Bitterroot College was established in the fall of 2009. Its enrollment this spring is expected to be 260 students, including 125 who attend full-time.
- Giant Globe Gets New Home at Iowa College
CEDAR RAPIDS, Iowa (AP) — A 200-pound aluminum globe will have a new home in Cedar Rapids.
The Gazette reports the 6-foot globe that originally was installed in 1953 at the Cedar Rapids airport will be placed in Kirkwood Community College’s remodeled Linn Hall.
The globe was donated to the airport, where it remained until a remodeling. It was installed at the Cedar Rapids bus terminal in 1983 and remained there until 2008 flooding upended it.
The globe was put in storage. When it’s installed at Kirkwood, the globe will be place near windows and will be visible from the sidewalk and parking lot.
Jim Kern, chairman of the city’s Visual Arts Commission, says it will cost several thousand dollars to repair the globe. He hopes the work is done by early summer.
- Dual Enrollment Course Offered In Welding
BLOUNTVILLE, Tenn. (AP) — Starting in January, a Sullivan County high school will begin what administrators say is the state’s first dual enrollment program for a vocational subject.
The pilot program allows students at Sullivan Central High School to learn welding from a Northeast State Community College instructor for college credit.
Sullivan Central teacher Barry Jessee runs the vocational program.
He told the Bristol Herald Courier that many of his students are smart but not interested in going to college. They want to graduate from high school and start earning a living. The new program is a way for students to start a career quickly.
According to the U.S. Department of Labor, the welding trade is expected to grow 15 percent by 2020. The median pay for a welder is $35,450 a year.
- Former Gov.’s Aide Named College Lawyer
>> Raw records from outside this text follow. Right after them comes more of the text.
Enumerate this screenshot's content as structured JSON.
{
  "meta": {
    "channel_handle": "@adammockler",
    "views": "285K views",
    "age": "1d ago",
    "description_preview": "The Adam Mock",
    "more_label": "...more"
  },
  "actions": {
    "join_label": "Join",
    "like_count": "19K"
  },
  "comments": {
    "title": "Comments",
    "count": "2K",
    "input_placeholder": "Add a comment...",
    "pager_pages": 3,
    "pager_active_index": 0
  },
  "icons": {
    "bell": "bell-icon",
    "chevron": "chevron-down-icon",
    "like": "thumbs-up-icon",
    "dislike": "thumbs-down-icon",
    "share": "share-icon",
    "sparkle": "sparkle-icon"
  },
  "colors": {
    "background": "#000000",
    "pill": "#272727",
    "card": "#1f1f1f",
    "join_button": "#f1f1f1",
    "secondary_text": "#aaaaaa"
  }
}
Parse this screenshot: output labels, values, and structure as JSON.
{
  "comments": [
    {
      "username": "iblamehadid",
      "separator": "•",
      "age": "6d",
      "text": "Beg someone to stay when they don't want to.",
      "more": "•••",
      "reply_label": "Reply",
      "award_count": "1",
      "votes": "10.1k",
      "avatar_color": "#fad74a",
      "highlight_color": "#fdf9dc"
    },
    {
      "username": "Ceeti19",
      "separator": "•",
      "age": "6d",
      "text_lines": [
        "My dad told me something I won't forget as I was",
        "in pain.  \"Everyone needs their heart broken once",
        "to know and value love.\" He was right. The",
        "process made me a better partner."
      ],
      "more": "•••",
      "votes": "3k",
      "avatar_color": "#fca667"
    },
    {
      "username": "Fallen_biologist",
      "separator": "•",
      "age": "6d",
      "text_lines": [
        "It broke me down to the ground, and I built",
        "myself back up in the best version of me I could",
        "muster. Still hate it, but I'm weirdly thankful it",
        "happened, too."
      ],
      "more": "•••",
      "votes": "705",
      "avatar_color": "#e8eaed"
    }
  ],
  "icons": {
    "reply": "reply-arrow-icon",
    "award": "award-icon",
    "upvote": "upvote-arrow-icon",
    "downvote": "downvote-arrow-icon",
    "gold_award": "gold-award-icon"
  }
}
INDIANAPOLIS (AP) — A former top aide to Republican Gov. Mitch Daniels is taking over the position as Ivy Tech Community College’s top lawyer being given up by new U.S. Rep. Susan Brooks.
Ivy Tech says Chris Ruhl will continue as the school’s chief financial officer while adding Brooks’ former responsibilities as general counsel.
Ruhl joined Ivy Tech in early 2012 after serving under Daniels as director of the Office of Management and Budget or State Budget Agency director since 2007. Ivy Tech has more than 100,000 students at its campuses around the state.
Brooks is a Republican who won election in November to take the place of retiring Congressman Dan Burton in central Indiana’s 5th District
- Md. President Ousted after Just 6 Months on Job
FREDERICK, Md. (AP) — The president of Frederick Community College is being replaced after just six months on the job.
The Frederick News-Post reported that Frederico Talley is being replaced.
College spokesman Mike Pritchard says the Board of Trustees made the decision following a dispute over an unspecified personnel issue.
Trustee Donald Linton says the board “just thought it was time for a change.”
Board Chairwoman Dixie Miller declined to comment on the matter.
Talley, the former vice president and dean of students at the Leonardtown campus of the College of Southern Maryland, was named president of the college in March.
He took office in July and was the college’s eighth president and first black president.
Vice President for Administration Doug Browning will serve as interim president until Talley’s successor is named.
- Grant To Help Train Native Americans
BOZEMAN, Mont. (AP) — A Montana State University and Little Big Horn College program to train Native American educators has received a four-year, $1.2 million federal grant.
The Bozeman Daily Chronicle reports the Department of Education grant will provide funding for 40 students in the Indian Leadership Education and Development program.
The program is designed to train Native American educators on reservations. It allows them to earn a master’s degree in school administration without having to leave their jobs.
Program administrator Bill Ruff says it is meant to help underperforming schools improve. He says the high turnover among school leaders on reservations can be alleviated by training educators who already work in those communities.
The grant covers teachers in Montana, South Dakota, North Dakota and Wyoming.